I may seem to be unkind, in that description. But if you look more closely, at almost any of their great projects in the 20th Century, both in how they approached them--via very selective sifting of any context;--and how they put them over, you will see my point confirmed.
Poe's little analysis of Mill, above, captured the basic intellectual dishonesty of the utilitarians; but that pales compared to the intellectual dishonesty of those using utilitarian arguments to pursue the fantasy of Egalitarian Collectivism. (And many of them are so far gone in compulsion limited thinking, that they are not even aware of what in the context of their programs they are ignoring to make those programs sound reasonable to those lacking good analytic skills.)
The way I'm being taught Utilitarianism I find to be alarming.(it's only one segment of the teaching, to be fair) Something that has been stated several times in class is that "in Utilitarianism, the individual does not matter" And that's also been in my book:
I used a program to smudge parts of the image, college books are from what I've seen heavily, heavily guarded by copyright.(I can't blame them, I'd want to keep this stuff hidden from public view if I were a professional propagandist as well) but I left the relevant line visible.
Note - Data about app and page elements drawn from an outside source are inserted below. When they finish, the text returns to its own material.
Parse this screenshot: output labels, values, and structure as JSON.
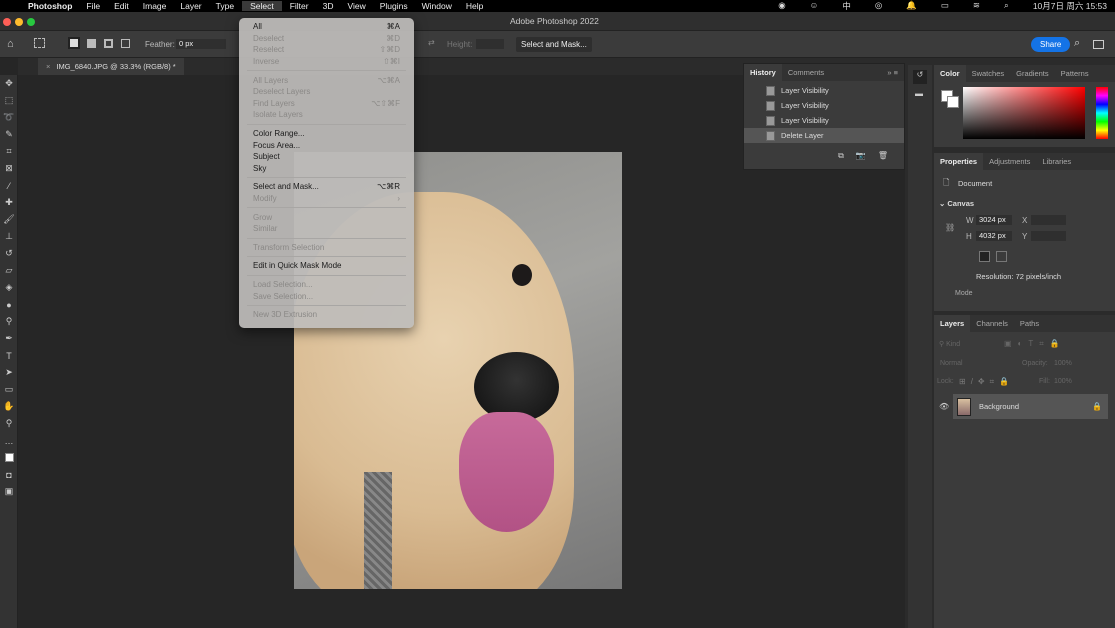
{
  "menubar": {
    "app": "Photoshop",
    "items": [
      "File",
      "Edit",
      "Image",
      "Layer",
      "Type",
      "Select",
      "Filter",
      "3D",
      "View",
      "Plugins",
      "Window",
      "Help"
    ],
    "clock": "10月7日 周六 15:53",
    "input_method": "中"
  },
  "window": {
    "title": "Adobe Photoshop 2022"
  },
  "options": {
    "feather_label": "Feather:",
    "feather_value": "0 px",
    "height_label": "Height:",
    "select_mask": "Select and Mask...",
    "share": "Share"
  },
  "document": {
    "tab": "IMG_6840.JPG @ 33.3% (RGB/8) *"
  },
  "select_menu": {
    "groups": [
      [
        {
          "label": "All",
          "shortcut": "⌘A",
          "enabled": true
        },
        {
          "label": "Deselect",
          "shortcut": "⌘D",
          "enabled": false
        },
        {
          "label": "Reselect",
          "shortcut": "⇧⌘D",
          "enabled": false
        },
        {
          "label": "Inverse",
          "shortcut": "⇧⌘I",
          "enabled": false
        }
      ],
      [
        {
          "label": "All Layers",
          "shortcut": "⌥⌘A",
          "enabled": false
        },
        {
          "label": "Deselect Layers",
          "shortcut": "",
          "enabled": false
        },
        {
          "label": "Find Layers",
          "shortcut": "⌥⇧⌘F",
          "enabled": false
        },
        {
          "label": "Isolate Layers",
          "shortcut": "",
          "enabled": false
        }
      ],
      [
        {
          "label": "Color Range...",
          "shortcut": "",
          "enabled": true
        },
        {
          "label": "Focus Area...",
          "shortcut": "",
          "enabled": true
        },
        {
          "label": "Subject",
          "shortcut": "",
          "enabled": true
        },
        {
          "label": "Sky",
          "shortcut": "",
          "enabled": true
        }
      ],
      [
        {
          "label": "Select and Mask...",
          "shortcut": "⌥⌘R",
          "enabled": true
        },
        {
          "label": "Modify",
          "shortcut": "›",
          "enabled": false
        }
      ],
      [
        {
          "label": "Grow",
          "shortcut": "",
          "enabled": false
        },
        {
          "label": "Similar",
          "shortcut": "",
          "enabled": false
        }
      ],
      [
        {
          "label": "Transform Selection",
          "shortcut": "",
          "enabled": false
        }
      ],
      [
        {
          "label": "Edit in Quick Mask Mode",
          "shortcut": "",
          "enabled": true
        }
      ],
      [
        {
          "label": "Load Selection...",
          "shortcut": "",
          "enabled": false
        },
        {
          "label": "Save Selection...",
          "shortcut": "",
          "enabled": false
        }
      ],
      [
        {
          "label": "New 3D Extrusion",
          "shortcut": "",
          "enabled": false
        }
      ]
    ]
  },
  "history": {
    "tabs": [
      "History",
      "Comments"
    ],
    "items": [
      "Layer Visibility",
      "Layer Visibility",
      "Layer Visibility",
      "Delete Layer"
    ],
    "selected": 3
  },
  "color_panel": {
    "tabs": [
      "Color",
      "Swatches",
      "Gradients",
      "Patterns"
    ],
    "hue": "#ff0000"
  },
  "properties": {
    "tabs": [
      "Properties",
      "Adjustments",
      "Libraries"
    ],
    "doc_label": "Document",
    "section": "Canvas",
    "w_label": "W",
    "w": "3024 px",
    "h_label": "H",
    "h": "4032 px",
    "x_label": "X",
    "y_label": "Y",
    "resolution": "Resolution: 72 pixels/inch",
    "mode": "Mode"
  },
  "layers": {
    "tabs": [
      "Layers",
      "Channels",
      "Paths"
    ],
    "kind": "Kind",
    "blend": "Normal",
    "opacity_label": "Opacity:",
    "opacity": "100%",
    "lock_label": "Lock:",
    "fill_label": "Fill:",
    "fill": "100%",
    "items": [
      {
        "name": "Background",
        "visible": true,
        "locked": true
      }
    ]
  }
}
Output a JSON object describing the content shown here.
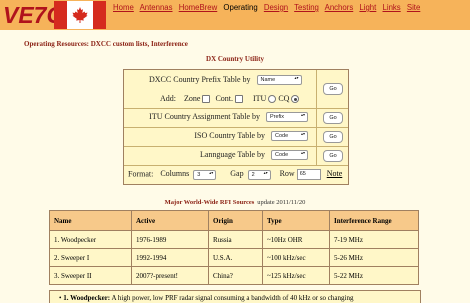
{
  "header": {
    "logo": "VE7CA",
    "nav": [
      {
        "label": "Home",
        "current": false
      },
      {
        "label": "Antennas",
        "current": false
      },
      {
        "label": "HomeBrew",
        "current": false
      },
      {
        "label": "Operating",
        "current": true
      },
      {
        "label": "Design",
        "current": false
      },
      {
        "label": "Testing",
        "current": false
      },
      {
        "label": "Anchors",
        "current": false
      },
      {
        "label": "Light",
        "current": false
      },
      {
        "label": "Links",
        "current": false
      },
      {
        "label": "Site",
        "current": false
      }
    ]
  },
  "resources_title": "Operating Resources: DXCC custom lists, Interference",
  "utility": {
    "title": "DX Country Utility",
    "prefix_label": "DXCC Country Prefix Table by",
    "prefix_select": "Name",
    "add_label": "Add:",
    "zone_label": "Zone",
    "cont_label": "Cont.",
    "itu_label": "ITU",
    "cq_label": "CQ",
    "itu_table_label": "ITU Country Assignment Table by",
    "itu_select": "Prefix",
    "iso_label": "ISO Country Table by",
    "iso_select": "Code",
    "lang_label": "Lannguage Table by",
    "lang_select": "Code",
    "format_label": "Format:",
    "columns_label": "Columns",
    "columns_value": "3",
    "gap_label": "Gap",
    "gap_value": "2",
    "row_label": "Row",
    "row_value": "65",
    "note_label": "Note",
    "go_label": "Go"
  },
  "rfi": {
    "title": "Major World-Wide RFI Sources",
    "update": "update 2011/11/20",
    "columns": [
      "Name",
      "Active",
      "Origin",
      "Type",
      "Interference Range"
    ],
    "rows": [
      [
        "1. Woodpecker",
        "1976-1989",
        "Russia",
        "~10Hz OHR",
        "7-19 MHz"
      ],
      [
        "2. Sweeper I",
        "1992-1994",
        "U.S.A.",
        "~100 kHz/sec",
        "5-26 MHz"
      ],
      [
        "3. Sweeper II",
        "2007?-present!",
        "China?",
        "~125 kHz/sec",
        "5-22 MHz"
      ]
    ],
    "desc_name": "1. Woodpecker:",
    "desc_text": " A high power, low PRF radar signal consuming a bandwidth of 40 kHz or so changing"
  }
}
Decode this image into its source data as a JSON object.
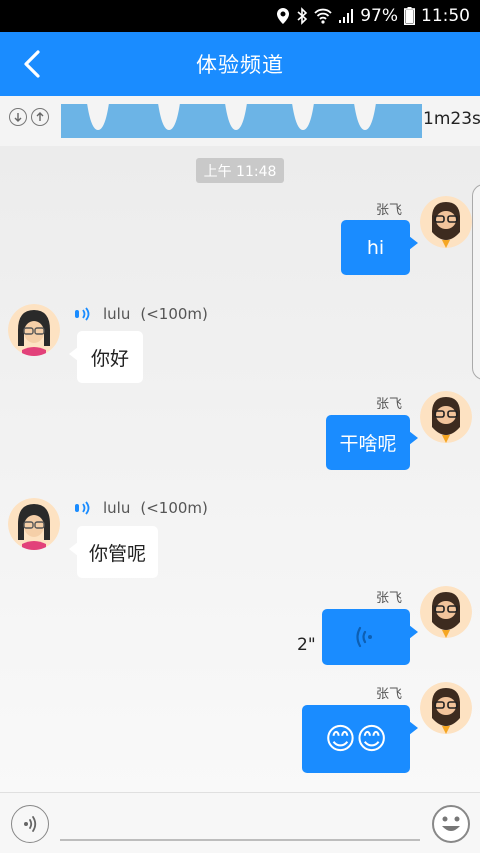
{
  "status_bar": {
    "battery": "97%",
    "time": "11:50"
  },
  "header": {
    "title": "体验频道"
  },
  "waveform": {
    "duration": "1m23s"
  },
  "chat": {
    "time_chip": "上午 11:48",
    "messages": [
      {
        "direction": "out",
        "sender": "张飞",
        "type": "text",
        "text": "hi"
      },
      {
        "direction": "in",
        "sender": "lulu",
        "distance": "(<100m)",
        "type": "text",
        "text": "你好"
      },
      {
        "direction": "out",
        "sender": "张飞",
        "type": "text",
        "text": "干啥呢"
      },
      {
        "direction": "in",
        "sender": "lulu",
        "distance": "(<100m)",
        "type": "text",
        "text": "你管呢"
      },
      {
        "direction": "out",
        "sender": "张飞",
        "type": "voice",
        "duration": "2\""
      },
      {
        "direction": "out",
        "sender": "张飞",
        "type": "emoji",
        "text": "😊😊"
      }
    ]
  },
  "colors": {
    "accent": "#1a8cff",
    "waveform": "#6cb4e6",
    "status_bg": "#000000"
  }
}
You can plainly see, "Individuals don't matter with this approach", and it is referring without question, to Utilitarianism.